Missing painting found
Missing painting found
AFP-Getty Images

Truth can be stranger than fiction. A Paul Gauguin still life that was stolen from a wealthy collector's home in Britain was found hanging for 40 years in a Sicilian autoworker's kitchen, according to reports in Associated Press (AP) today (April 2).

"The worker bought the painting along with one of lesser value by another French artist, Pierre Bonnard for about $100 at a legitimate 1975 Italian state railway auction of unclaimed lost items," said Maj. Massimiliano Quagliarella of the paramilitary Carabinieri art theft squad to AP. "Italian authorities estimated Wednesday that the still life's worth in a range from $14 million to $40 million."

"The painting, showing fruit, seemed to fit in with dining room décor," Quagliarella told The Associated Press about why the autoworker placed the art work in his kitchen.

"The painting is believed to have "traveled" on a Paris-to-Turin train before the worker purchased it," said Gen. Mariano Mossa to AP. "When the autoworker retired to Sicily, the man's son, who studied architecture at university, noticed a telling detail: a dog curled up in the corner. Dogs were sometimes a signature motif for Gauguin's work."

"The painting depicts two bowls, brimming with brightly colored grapes, apples and other pieces of fruit, posed on a table. In black on the canvas is painted "89" an indication that it was painted in 1889," added AP. "It now measures 46.5 centimeters by 53 centimeters (about 18 by 20 inches). That is slightly smaller than the work as Gauguin created it, because the thieves had cut it out of its frame, police said."

"The painting will remain in the custody of the art squad because the police have yet to receive an official notice that it is stolen," Quagliarella said to the media. "The art squad traced it using newspaper articles in 1970 reporting the theft of a wealthy London family's collection."

"London's Scotland Yard have been in contact with Italian police, but said in a statement Wednesday it had not been possible to trace the records of the theft in the 1970s. Italian police said they found a photo of the painting in a June, 28, 1961 auction in London," added the report.

Chris Marinello of Art Recovery International, said the story of hidden art treasures uncovered has happened before.

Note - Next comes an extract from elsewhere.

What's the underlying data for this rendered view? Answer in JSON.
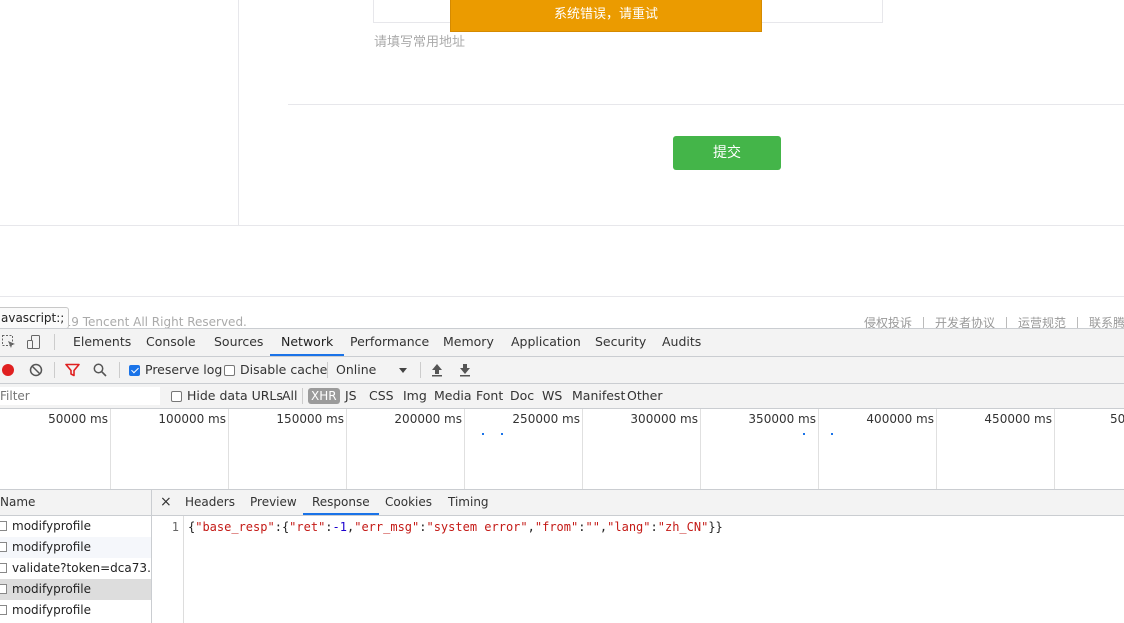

"In 2006, the Duchess of Argyll lost a tiara, a diamond Cartier brooch and other jewels at Glasgow Airport. Six years later they were put up for auction — it turned out they had been sold by the airport as unclaimed property. After negotiations, they were returned to the duchess," added AP.

Marinello said there could be a battle for ownership of the paintings that were lost. He said the autoworker could have a right to them under Italian law if he could prove he has a legal right to them.

Staten Island art historians, do you feel that the Sicilian autoworker should keep the masterpieces or return them to the authorities in good faith? We would welcome your comments and feedback.